─── Working data
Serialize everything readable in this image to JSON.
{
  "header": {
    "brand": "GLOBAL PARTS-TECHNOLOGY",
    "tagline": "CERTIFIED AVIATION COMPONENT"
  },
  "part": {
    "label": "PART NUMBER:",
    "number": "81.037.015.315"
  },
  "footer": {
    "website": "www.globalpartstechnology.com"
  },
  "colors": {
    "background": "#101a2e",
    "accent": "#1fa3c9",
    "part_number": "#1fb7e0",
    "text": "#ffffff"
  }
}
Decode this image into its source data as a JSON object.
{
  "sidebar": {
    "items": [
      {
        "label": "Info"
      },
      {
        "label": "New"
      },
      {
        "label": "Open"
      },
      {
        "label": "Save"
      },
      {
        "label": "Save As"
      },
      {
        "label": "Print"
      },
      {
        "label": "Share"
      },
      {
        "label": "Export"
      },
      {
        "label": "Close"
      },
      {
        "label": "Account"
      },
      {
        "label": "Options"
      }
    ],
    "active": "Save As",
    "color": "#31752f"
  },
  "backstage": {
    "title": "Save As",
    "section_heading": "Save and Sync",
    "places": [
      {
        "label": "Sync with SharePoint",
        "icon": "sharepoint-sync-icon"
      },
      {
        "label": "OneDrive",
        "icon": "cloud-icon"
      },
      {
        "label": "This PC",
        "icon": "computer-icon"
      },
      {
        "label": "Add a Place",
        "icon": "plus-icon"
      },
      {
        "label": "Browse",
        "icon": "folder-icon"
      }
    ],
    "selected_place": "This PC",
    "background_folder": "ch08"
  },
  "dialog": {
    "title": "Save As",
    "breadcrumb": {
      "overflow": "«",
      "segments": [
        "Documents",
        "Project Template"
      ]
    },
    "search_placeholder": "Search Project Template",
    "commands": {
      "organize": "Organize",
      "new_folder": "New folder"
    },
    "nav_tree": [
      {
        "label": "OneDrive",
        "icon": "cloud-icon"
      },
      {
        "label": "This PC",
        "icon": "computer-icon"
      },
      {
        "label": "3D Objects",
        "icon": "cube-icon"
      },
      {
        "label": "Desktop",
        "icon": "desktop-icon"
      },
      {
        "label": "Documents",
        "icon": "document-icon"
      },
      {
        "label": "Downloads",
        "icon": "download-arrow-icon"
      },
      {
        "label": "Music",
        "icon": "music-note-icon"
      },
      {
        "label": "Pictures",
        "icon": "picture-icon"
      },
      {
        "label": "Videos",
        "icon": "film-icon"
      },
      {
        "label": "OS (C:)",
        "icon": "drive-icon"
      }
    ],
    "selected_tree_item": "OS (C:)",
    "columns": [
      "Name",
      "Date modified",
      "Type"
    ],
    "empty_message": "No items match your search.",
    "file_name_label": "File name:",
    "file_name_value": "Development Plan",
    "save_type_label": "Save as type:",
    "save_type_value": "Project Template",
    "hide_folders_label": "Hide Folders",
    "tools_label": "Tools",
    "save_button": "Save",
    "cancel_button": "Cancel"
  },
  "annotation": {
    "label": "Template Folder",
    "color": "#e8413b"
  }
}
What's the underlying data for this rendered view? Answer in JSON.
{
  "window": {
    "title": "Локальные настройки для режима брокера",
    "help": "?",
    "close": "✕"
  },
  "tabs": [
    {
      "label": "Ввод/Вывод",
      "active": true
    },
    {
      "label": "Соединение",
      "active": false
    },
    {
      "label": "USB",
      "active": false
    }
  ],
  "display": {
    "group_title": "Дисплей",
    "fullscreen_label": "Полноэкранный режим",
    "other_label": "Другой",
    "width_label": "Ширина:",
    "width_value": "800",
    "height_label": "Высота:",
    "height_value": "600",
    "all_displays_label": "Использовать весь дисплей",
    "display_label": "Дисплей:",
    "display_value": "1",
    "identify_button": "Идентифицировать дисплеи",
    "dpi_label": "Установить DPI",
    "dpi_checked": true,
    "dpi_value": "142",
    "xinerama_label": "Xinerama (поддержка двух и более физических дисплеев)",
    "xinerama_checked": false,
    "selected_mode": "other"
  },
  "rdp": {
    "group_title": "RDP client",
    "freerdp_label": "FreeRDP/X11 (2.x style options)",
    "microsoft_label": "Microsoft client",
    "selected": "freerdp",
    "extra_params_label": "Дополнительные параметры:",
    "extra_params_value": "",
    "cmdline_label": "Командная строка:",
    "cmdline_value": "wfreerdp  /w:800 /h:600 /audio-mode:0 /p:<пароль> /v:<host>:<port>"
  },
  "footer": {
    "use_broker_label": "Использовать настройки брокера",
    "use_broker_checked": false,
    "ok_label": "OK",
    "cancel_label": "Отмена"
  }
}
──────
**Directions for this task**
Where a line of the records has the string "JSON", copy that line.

**Your response**
Serialize everything readable in this image to JSON.
Decode this image into its source data as a JSON object.
What's the underlying data for this rendered view? Answer in JSON.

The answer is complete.